Learning a new skill does not mean that you will use it unless you are motivated to do so. Motivational patterns can be seen in any group of people. They are categorized by two opposing motives: a motive to seek success and a motive to avoid failure. Most people are motivated to achieve success and to achieve a feeling of pride and accomplishment while others are motivated to ensure they don’t fail and experience the shame and humiliation related to failure. Three interactive components determine student’s motivation.
The Oxford English Dictionary defines motivation as ‘a reason or reasons for acting or behaving in a particular way’. Motivation seeks to explain the 'why ' of behaviour (Gorman, 2004). Moreover, motivation is the internal process whereby a person moves towards a certain goal or outcome. At a simple level, it seems obvious that people must work in order to achieve something. People are often motivated by incentives, markedly money.

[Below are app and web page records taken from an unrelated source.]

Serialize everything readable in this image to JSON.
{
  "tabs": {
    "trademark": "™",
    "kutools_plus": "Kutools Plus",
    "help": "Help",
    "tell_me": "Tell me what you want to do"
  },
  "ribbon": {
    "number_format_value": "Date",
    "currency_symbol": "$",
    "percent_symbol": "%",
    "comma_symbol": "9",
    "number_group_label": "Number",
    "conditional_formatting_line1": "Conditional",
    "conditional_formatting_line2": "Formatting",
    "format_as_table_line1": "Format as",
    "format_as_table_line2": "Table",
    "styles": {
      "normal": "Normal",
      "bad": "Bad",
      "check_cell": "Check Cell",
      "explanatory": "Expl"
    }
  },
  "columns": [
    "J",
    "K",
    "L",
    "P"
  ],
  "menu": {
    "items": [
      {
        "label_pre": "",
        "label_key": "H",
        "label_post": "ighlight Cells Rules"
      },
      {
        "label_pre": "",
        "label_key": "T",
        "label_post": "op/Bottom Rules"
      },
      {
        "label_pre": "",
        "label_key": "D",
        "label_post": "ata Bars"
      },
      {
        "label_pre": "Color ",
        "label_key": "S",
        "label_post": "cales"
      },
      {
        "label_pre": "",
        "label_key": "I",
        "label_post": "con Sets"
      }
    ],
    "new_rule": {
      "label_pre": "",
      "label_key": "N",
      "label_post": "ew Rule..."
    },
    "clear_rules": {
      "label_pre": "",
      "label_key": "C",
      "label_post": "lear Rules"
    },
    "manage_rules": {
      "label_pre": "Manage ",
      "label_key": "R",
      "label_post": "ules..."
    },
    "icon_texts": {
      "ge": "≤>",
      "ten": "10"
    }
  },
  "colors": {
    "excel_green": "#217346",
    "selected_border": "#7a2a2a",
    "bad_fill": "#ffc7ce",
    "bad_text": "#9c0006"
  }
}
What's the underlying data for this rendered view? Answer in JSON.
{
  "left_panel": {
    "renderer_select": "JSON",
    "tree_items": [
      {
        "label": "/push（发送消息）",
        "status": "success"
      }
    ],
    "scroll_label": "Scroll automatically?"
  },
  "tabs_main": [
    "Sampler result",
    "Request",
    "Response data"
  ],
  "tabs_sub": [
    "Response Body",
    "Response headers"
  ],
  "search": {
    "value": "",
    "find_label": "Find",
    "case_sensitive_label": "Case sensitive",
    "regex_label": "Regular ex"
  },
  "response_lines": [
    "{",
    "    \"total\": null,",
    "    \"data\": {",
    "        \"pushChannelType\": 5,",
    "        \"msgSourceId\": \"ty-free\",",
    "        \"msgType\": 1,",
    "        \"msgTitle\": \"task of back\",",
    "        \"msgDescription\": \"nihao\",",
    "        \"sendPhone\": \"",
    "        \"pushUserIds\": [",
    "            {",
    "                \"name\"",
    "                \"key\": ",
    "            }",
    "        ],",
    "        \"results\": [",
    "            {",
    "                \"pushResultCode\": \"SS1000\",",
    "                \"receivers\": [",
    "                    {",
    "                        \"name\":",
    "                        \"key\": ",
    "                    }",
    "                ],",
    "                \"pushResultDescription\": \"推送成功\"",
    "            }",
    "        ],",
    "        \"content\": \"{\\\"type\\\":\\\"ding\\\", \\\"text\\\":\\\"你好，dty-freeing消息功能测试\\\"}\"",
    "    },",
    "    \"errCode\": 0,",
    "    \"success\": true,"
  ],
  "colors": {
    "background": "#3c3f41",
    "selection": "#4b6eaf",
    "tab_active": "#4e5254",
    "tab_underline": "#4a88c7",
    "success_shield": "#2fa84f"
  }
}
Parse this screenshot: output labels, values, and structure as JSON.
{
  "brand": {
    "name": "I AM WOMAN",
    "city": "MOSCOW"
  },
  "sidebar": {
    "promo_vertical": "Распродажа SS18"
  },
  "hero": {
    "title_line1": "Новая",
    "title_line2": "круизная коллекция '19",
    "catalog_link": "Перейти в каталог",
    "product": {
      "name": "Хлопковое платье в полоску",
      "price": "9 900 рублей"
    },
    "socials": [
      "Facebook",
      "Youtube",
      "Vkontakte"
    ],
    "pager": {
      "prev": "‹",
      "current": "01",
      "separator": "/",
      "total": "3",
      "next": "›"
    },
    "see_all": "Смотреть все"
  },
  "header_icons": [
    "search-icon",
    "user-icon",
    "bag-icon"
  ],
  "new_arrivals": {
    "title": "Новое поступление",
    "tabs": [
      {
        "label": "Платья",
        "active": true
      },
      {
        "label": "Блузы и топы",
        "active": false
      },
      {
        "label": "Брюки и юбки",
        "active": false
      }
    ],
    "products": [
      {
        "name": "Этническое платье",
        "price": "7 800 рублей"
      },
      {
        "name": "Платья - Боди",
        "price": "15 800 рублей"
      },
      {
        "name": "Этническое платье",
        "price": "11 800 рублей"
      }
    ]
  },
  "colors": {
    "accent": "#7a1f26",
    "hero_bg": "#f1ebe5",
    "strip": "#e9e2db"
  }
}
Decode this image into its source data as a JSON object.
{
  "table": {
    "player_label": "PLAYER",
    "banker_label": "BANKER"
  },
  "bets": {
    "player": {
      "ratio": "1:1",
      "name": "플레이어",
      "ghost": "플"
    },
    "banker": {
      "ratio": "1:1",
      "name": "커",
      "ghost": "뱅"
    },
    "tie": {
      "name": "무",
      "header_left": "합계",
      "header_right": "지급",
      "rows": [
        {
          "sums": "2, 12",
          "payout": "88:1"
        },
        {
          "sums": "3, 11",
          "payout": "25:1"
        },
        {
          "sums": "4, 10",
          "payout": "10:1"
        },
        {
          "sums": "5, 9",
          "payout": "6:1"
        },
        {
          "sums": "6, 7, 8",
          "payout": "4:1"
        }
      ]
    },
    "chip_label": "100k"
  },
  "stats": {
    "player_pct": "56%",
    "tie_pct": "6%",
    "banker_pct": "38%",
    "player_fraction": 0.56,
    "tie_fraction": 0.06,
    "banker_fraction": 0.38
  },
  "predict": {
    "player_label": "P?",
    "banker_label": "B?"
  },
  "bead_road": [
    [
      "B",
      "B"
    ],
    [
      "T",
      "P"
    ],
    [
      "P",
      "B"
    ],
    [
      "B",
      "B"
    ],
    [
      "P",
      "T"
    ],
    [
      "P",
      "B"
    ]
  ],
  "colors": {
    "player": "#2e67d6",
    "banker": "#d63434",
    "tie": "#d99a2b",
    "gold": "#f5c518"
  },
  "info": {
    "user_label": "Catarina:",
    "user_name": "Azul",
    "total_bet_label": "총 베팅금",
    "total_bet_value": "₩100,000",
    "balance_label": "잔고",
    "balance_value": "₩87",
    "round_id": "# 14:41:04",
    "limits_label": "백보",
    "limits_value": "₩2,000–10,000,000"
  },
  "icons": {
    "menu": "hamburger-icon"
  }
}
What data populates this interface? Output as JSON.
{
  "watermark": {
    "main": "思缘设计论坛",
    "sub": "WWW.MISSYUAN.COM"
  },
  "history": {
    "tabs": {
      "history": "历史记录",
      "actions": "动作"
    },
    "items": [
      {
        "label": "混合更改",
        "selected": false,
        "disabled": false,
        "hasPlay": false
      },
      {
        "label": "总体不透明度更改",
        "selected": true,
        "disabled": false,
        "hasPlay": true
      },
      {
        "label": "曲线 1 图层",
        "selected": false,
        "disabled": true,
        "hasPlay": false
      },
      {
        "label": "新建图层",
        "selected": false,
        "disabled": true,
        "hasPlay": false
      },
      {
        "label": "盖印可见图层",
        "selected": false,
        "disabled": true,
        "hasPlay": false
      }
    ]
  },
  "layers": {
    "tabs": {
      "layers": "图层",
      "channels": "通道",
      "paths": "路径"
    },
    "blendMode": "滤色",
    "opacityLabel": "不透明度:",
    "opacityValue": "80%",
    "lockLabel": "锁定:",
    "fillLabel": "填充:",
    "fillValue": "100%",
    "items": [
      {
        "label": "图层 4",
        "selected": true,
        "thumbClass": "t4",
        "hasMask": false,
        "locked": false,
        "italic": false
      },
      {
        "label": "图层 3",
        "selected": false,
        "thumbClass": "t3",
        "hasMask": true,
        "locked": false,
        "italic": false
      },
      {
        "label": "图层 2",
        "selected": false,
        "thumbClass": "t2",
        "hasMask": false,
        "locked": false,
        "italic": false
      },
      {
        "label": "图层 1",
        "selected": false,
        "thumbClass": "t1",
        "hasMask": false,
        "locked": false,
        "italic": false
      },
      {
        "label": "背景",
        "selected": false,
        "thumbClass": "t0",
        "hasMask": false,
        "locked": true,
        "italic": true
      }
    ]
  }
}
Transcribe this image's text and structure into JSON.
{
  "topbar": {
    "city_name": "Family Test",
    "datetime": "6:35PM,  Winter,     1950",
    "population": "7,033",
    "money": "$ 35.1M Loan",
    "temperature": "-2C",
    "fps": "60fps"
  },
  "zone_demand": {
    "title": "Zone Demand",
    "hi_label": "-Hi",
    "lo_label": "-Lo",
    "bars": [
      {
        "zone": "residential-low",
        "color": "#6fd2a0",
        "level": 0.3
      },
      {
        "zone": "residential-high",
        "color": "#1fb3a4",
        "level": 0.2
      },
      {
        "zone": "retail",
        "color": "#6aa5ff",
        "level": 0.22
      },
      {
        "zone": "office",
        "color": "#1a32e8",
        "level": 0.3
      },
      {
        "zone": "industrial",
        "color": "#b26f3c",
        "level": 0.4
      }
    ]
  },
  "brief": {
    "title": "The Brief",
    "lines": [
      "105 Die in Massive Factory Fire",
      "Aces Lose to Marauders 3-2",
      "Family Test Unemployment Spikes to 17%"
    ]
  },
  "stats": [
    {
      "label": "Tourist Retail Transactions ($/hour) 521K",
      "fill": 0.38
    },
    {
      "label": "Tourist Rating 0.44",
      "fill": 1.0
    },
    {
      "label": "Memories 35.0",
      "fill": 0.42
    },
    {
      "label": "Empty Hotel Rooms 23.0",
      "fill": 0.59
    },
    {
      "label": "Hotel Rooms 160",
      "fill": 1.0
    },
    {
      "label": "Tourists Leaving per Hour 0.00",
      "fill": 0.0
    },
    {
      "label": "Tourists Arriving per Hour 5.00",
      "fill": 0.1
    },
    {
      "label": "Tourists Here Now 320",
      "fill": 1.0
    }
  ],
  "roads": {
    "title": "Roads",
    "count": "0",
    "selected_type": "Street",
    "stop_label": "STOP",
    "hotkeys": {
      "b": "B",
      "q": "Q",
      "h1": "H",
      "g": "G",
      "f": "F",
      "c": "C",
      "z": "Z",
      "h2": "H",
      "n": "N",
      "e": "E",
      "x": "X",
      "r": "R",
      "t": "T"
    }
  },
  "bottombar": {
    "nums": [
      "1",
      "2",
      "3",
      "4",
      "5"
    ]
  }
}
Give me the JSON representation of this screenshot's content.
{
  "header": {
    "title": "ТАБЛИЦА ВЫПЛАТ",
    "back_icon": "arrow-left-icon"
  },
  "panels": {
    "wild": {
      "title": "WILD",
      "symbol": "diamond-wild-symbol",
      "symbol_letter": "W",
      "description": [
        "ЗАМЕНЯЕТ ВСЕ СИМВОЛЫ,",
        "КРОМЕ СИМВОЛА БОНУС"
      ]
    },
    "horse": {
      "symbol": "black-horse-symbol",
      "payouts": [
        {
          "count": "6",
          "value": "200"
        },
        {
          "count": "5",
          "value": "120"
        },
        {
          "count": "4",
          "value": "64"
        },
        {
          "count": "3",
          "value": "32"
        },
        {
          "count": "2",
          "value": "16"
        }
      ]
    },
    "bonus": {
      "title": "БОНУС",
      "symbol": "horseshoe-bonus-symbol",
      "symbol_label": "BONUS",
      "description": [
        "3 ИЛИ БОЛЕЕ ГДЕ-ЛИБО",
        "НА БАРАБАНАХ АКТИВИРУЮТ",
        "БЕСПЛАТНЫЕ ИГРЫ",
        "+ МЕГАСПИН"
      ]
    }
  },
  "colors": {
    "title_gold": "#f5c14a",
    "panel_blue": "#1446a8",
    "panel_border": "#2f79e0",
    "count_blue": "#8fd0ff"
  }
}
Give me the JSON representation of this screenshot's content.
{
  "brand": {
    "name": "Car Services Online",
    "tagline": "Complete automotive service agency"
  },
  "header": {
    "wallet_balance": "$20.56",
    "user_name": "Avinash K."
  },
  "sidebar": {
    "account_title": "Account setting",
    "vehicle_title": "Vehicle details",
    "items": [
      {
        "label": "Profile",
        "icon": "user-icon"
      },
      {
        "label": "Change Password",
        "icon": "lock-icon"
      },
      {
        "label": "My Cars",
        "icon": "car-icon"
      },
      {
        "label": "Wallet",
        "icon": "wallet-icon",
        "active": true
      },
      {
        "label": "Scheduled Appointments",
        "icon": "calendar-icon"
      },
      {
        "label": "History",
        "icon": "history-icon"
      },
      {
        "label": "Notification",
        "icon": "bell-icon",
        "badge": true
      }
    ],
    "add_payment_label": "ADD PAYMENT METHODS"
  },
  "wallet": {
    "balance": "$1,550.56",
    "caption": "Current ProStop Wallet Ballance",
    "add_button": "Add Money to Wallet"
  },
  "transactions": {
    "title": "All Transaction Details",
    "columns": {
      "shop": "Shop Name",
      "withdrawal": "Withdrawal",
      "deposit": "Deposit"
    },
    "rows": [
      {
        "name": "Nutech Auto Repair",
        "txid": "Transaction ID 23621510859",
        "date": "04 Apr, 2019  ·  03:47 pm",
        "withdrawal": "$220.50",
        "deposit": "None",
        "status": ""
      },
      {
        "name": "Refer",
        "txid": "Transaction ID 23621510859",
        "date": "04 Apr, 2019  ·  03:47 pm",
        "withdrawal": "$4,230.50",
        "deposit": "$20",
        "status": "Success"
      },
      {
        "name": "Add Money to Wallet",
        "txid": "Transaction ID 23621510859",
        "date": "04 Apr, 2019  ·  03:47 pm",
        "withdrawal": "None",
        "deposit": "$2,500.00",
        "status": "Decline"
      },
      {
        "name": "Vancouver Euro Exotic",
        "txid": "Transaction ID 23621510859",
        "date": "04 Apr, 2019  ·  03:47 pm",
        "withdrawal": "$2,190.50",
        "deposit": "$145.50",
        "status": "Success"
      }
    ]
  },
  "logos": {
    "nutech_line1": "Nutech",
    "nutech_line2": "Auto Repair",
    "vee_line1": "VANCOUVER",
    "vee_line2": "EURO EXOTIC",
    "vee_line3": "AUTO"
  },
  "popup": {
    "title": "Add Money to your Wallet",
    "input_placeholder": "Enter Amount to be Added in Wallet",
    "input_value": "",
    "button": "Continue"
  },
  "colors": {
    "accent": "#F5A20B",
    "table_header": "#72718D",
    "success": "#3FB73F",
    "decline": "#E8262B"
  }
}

Motivation and Emotion Motivation is an area of psychology that has gotten a great deal of attention in the recent years. This is because we all want to make a success of our lives, we all want to be seen as motivated, and we all want direction and drive. A motive or motivation can be defined as a need, interest, desire or want that leads someone in a certain direction. This motivation is what causes us to take action. Gorman (2004) says: “Motivation is an attempt to explain the ‘why’ of all forms of behaviour and is concerned with goal-directed behaviour.” Have you ever asked yourself the question, “What is my motivation for doing a specific task?” We need to know why we need to do something in order to effectively perform it.
E.M Anderman and L.H. Anderman (2010, p13) states that one of the most influential motivational theories is expectancy- value theory, which assumes that motivation is a combination of students ' expectations for being successful at a given task and their valuing of the task. One of the components of the Eccles et. al. expectancy –value model of motivation is intrinsic value (E.M Anderman and L.H.
Vroom, V. (2010, para. 2) states, “the expectancy theory of motivation provides an explanation as to why an individual chooses to act out a specific behavior as opposed to another”. The theory consist of three main components Expectancy, Instrumentality, and Valence. Each components share a similarity when dealing with one who is motivated in seeking greater rewards. The first component is Expectancy known as Effort, when an employee believes that high level of effort will lead to outcome of interest such as performance or success.
•This theory stresses upon the desires and observation; what is genuine and real is insignificant. •It accentuates on prizes or pay-offs. •It concentrates on mental lavishness where last target of individual is to accomplish greatest joy and least pain Limitations of the Expectancy Theory •The expectancy theory is by all accounts hopeful on the grounds that very much a couple of people see high degree relationship between execution and prizes. •The use of this theory is constrained as prize is not specifically connected with performance in numerous associations. It is identified with different parameters likewise, for example, position, exertion, obligation, education, and so on.
Extrinsic motivation is more of a short term form of motivation and used for getting started because as mentioned above, rewards will eventually lose their worth. Concept of Motivation The term “motivation” is derived from the word ‘motive’. The word motive as a noun means an objective, as a verb it means moving into action. Therefore, motives are forces which compel people to act in a way, so as to ensure the fulfillment of a particular human need at a time. Behind every human action there is a motive.
The very concept of motivation is a vast one, but in psychology, it is still not well clarified. Motivation cannot be directly observed and measured and is derived from changes in human behavior over time. Motivation, defined as "all the inner driving forces of man, including desires, drives and efforts and can also be called the inner state of the person who activates or moves it and includes effort, perseverance, and aims”. Motivation is an essential prerequisite for successful management; the desire of man to exercise power. Existing performance is also what managers can evaluate if they want to recognize the wishes and ambitions of the worker (Crossan et al., 1999).
Expectancy can be expressed as the trust that’s superior or greater efforts will harvest better performance. With competence, appropriate resources and essential support system, the expectancy of an individual can be enhanced in getting a task done properly. Instrumentality suggests that if a person believes that they performed well, a desirable outcome will come to them. Finally, valence signifies “value” and indicates the importance an individual have over an expected result (Redmond,
Of all the thoughts that affect human functioning, and standing at the very core of social cognitive theory, are self-efficacy beliefs, "people's judgments of their capabilities to organize and execute courses of action required attaining designated types of performances". Self-efficacy beliefs provide the foundation for human motivation, wellbeing, and personal accomplishment. This is because unless people believe that their actions can produce the outcomes they desire, they have little incentive to act or to persevere in the face of difficulties. Much empirical evidence now supports Bandura's contention that self-efficacy beliefs touch virtually every aspect of people's lives— whether they think productively, self-debilitatingly, pessimistically